(Data records for software interfaces)
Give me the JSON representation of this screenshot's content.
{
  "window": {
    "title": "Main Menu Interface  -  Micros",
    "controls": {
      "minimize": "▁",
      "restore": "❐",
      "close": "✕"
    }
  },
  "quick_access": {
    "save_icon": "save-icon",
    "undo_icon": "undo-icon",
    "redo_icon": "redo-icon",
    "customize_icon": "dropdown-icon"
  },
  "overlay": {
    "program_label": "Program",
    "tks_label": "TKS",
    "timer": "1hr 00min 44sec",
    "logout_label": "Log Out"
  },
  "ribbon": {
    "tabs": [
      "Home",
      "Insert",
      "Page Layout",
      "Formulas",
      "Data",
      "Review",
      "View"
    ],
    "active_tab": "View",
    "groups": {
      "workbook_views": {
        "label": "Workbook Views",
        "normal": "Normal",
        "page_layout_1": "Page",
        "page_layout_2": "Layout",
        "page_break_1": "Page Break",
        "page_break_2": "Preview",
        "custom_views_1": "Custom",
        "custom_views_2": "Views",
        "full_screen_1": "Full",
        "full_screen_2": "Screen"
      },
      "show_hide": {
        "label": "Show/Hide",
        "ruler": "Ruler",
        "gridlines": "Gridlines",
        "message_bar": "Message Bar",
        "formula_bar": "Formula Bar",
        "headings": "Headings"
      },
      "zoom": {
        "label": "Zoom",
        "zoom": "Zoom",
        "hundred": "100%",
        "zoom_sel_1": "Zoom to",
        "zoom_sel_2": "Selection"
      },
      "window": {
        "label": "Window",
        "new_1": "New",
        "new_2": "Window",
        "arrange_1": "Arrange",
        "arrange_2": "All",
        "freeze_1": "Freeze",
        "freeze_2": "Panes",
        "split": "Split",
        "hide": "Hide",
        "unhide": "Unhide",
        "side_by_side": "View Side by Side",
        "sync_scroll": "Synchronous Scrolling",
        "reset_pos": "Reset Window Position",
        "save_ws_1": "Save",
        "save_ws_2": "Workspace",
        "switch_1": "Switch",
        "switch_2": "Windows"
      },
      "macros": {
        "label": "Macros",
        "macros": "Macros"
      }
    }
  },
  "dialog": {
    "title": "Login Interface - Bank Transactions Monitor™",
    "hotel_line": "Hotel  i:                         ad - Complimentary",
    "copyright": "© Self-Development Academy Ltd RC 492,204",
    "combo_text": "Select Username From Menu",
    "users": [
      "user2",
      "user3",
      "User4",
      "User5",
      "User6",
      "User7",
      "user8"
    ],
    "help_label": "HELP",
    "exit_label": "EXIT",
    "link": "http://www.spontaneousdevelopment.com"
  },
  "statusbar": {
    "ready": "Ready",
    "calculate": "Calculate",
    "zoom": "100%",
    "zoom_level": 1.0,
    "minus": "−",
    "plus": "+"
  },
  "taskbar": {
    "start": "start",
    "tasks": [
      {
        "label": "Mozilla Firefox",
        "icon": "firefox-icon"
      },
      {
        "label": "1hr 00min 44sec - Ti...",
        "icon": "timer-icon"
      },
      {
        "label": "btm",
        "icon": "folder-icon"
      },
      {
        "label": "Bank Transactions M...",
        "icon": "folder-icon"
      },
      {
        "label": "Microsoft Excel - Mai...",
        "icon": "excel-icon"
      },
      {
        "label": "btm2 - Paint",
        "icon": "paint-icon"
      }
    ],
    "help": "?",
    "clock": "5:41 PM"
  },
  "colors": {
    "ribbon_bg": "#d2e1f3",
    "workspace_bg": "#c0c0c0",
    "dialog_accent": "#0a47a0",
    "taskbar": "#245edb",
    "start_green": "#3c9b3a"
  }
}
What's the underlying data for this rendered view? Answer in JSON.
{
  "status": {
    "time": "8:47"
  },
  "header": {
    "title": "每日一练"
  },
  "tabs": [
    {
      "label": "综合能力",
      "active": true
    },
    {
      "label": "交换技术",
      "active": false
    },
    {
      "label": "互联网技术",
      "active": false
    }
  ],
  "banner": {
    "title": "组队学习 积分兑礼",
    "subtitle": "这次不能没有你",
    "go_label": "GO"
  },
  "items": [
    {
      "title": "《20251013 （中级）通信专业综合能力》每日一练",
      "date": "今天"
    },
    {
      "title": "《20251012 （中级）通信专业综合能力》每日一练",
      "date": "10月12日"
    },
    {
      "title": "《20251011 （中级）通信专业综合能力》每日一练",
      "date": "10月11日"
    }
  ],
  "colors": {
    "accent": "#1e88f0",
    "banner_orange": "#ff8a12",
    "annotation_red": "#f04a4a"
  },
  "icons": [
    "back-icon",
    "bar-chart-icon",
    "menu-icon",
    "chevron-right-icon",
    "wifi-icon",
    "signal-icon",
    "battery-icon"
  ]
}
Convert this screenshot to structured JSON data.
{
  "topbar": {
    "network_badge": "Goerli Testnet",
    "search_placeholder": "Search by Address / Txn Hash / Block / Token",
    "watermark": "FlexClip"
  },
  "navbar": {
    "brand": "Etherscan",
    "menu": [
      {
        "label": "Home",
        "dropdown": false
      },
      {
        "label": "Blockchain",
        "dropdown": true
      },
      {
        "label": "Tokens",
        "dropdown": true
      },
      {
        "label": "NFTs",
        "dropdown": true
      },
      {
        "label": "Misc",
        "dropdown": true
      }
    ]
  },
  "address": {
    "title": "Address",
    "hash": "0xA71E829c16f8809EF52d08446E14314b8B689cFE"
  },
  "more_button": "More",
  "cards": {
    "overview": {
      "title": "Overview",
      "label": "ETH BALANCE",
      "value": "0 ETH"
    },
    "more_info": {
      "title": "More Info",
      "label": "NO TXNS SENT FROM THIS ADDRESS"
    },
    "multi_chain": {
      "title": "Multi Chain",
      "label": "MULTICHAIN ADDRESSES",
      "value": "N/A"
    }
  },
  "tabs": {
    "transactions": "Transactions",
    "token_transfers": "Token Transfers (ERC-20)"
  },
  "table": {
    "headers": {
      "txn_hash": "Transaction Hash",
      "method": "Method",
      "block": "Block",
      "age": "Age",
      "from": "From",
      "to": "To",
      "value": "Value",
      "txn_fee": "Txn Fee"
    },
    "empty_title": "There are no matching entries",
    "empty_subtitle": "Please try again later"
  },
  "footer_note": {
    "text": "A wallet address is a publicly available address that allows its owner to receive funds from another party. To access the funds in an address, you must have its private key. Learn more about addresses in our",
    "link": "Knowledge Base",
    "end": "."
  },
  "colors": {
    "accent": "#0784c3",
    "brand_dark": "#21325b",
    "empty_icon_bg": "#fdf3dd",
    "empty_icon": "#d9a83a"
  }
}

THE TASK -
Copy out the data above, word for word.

EXERCISE ANSWER -
Give me the JSON representation of this screenshot's content.
{
  "window": {
    "title": "Main Menu Interface  -  Micros",
    "controls": {
      "minimize": "▁",
      "restore": "❐",
      "close": "✕"
    }
  },
  "quick_access": {
    "save_icon": "save-icon",
    "undo_icon": "undo-icon",
    "redo_icon": "redo-icon",
    "customize_icon": "dropdown-icon"
  },
  "overlay": {
    "program_label": "Program",
    "tks_label": "TKS",
    "timer": "1hr 00min 44sec",
    "logout_label": "Log Out"
  },
  "ribbon": {
    "tabs": [
      "Home",
      "Insert",
      "Page Layout",
      "Formulas",
      "Data",
      "Review",
      "View"
    ],
    "active_tab": "View",
    "groups": {
      "workbook_views": {
        "label": "Workbook Views",
        "normal": "Normal",
        "page_layout_1": "Page",
        "page_layout_2": "Layout",
        "page_break_1": "Page Break",
        "page_break_2": "Preview",
        "custom_views_1": "Custom",
        "custom_views_2": "Views",
        "full_screen_1": "Full",
        "full_screen_2": "Screen"
      },
      "show_hide": {
        "label": "Show/Hide",
        "ruler": "Ruler",
        "gridlines": "Gridlines",
        "message_bar": "Message Bar",
        "formula_bar": "Formula Bar",
        "headings": "Headings"
      },
      "zoom": {
        "label": "Zoom",
        "zoom": "Zoom",
        "hundred": "100%",
        "zoom_sel_1": "Zoom to",
        "zoom_sel_2": "Selection"
      },
      "window": {
        "label": "Window",
        "new_1": "New",
        "new_2": "Window",
        "arrange_1": "Arrange",
        "arrange_2": "All",
        "freeze_1": "Freeze",
        "freeze_2": "Panes",
        "split": "Split",
        "hide": "Hide",
        "unhide": "Unhide",
        "side_by_side": "View Side by Side",
        "sync_scroll": "Synchronous Scrolling",
        "reset_pos": "Reset Window Position",
        "save_ws_1": "Save",
        "save_ws_2": "Workspace",
        "switch_1": "Switch",
        "switch_2": "Windows"
      },
      "macros": {
        "label": "Macros",
        "macros": "Macros"
      }
    }
  },
  "dialog": {
    "title": "Login Interface - Bank Transactions Monitor™",
    "hotel_line": "Hotel  i:                         ad - Complimentary",
    "copyright": "© Self-Development Academy Ltd RC 492,204",
    "combo_text": "Select Username From Menu",
    "users": [
      "user2",
      "user3",
      "User4",
      "User5",
      "User6",
      "User7",
      "user8"
    ],
    "help_label": "HELP",
    "exit_label": "EXIT",
    "link": "http://www.spontaneousdevelopment.com"
  },
  "statusbar": {
    "ready": "Ready",
    "calculate": "Calculate",
    "zoom": "100%",
    "zoom_level": 1.0,
    "minus": "−",
    "plus": "+"
  },
  "taskbar": {
    "start": "start",
    "tasks": [
      {
        "label": "Mozilla Firefox",
        "icon": "firefox-icon"
      },
      {
        "label": "1hr 00min 44sec - Ti...",
        "icon": "timer-icon"
      },
      {
        "label": "btm",
        "icon": "folder-icon"
      },
      {
        "label": "Bank Transactions M...",
        "icon": "folder-icon"
      },
      {
        "label": "Microsoft Excel - Mai...",
        "icon": "excel-icon"
      },
      {
        "label": "btm2 - Paint",
        "icon": "paint-icon"
      }
    ],
    "help": "?",
    "clock": "5:41 PM"
  },
  "colors": {
    "ribbon_bg": "#d2e1f3",
    "workspace_bg": "#c0c0c0",
    "dialog_accent": "#0a47a0",
    "taskbar": "#245edb",
    "start_green": "#3c9b3a"
  }
}
What's the underlying data for this rendered view? Answer in JSON.
{
  "status": {
    "time": "8:47"
  },
  "header": {
    "title": "每日一练"
  },
  "tabs": [
    {
      "label": "综合能力",
      "active": true
    },
    {
      "label": "交换技术",
      "active": false
    },
    {
      "label": "互联网技术",
      "active": false
    }
  ],
  "banner": {
    "title": "组队学习 积分兑礼",
    "subtitle": "这次不能没有你",
    "go_label": "GO"
  },
  "items": [
    {
      "title": "《20251013 （中级）通信专业综合能力》每日一练",
      "date": "今天"
    },
    {
      "title": "《20251012 （中级）通信专业综合能力》每日一练",
      "date": "10月12日"
    },
    {
      "title": "《20251011 （中级）通信专业综合能力》每日一练",
      "date": "10月11日"
    }
  ],
  "colors": {
    "accent": "#1e88f0",
    "banner_orange": "#ff8a12",
    "annotation_red": "#f04a4a"
  },
  "icons": [
    "back-icon",
    "bar-chart-icon",
    "menu-icon",
    "chevron-right-icon",
    "wifi-icon",
    "signal-icon",
    "battery-icon"
  ]
}
Convert this screenshot to structured JSON data.
{
  "topbar": {
    "network_badge": "Goerli Testnet",
    "search_placeholder": "Search by Address / Txn Hash / Block / Token",
    "watermark": "FlexClip"
  },
  "navbar": {
    "brand": "Etherscan",
    "menu": [
      {
        "label": "Home",
        "dropdown": false
      },
      {
        "label": "Blockchain",
        "dropdown": true
      },
      {
        "label": "Tokens",
        "dropdown": true
      },
      {
        "label": "NFTs",
        "dropdown": true
      },
      {
        "label": "Misc",
        "dropdown": true
      }
    ]
  },
  "address": {
    "title": "Address",
    "hash": "0xA71E829c16f8809EF52d08446E14314b8B689cFE"
  },
  "more_button": "More",
  "cards": {
    "overview": {
      "title": "Overview",
      "label": "ETH BALANCE",
      "value": "0 ETH"
    },
    "more_info": {
      "title": "More Info",
      "label": "NO TXNS SENT FROM THIS ADDRESS"
    },
    "multi_chain": {
      "title": "Multi Chain",
      "label": "MULTICHAIN ADDRESSES",
      "value": "N/A"
    }
  },
  "tabs": {
    "transactions": "Transactions",
    "token_transfers": "Token Transfers (ERC-20)"
  },
  "table": {
    "headers": {
      "txn_hash": "Transaction Hash",
      "method": "Method",
      "block": "Block",
      "age": "Age",
      "from": "From",
      "to": "To",
      "value": "Value",
      "txn_fee": "Txn Fee"
    },
    "empty_title": "There are no matching entries",
    "empty_subtitle": "Please try again later"
  },
  "footer_note": {
    "text": "A wallet address is a publicly available address that allows its owner to receive funds from another party. To access the funds in an address, you must have its private key. Learn more about addresses in our",
    "link": "Knowledge Base",
    "end": "."
  },
  "colors": {
    "accent": "#0784c3",
    "brand_dark": "#21325b",
    "empty_icon_bg": "#fdf3dd",
    "empty_icon": "#d9a83a"
  }
}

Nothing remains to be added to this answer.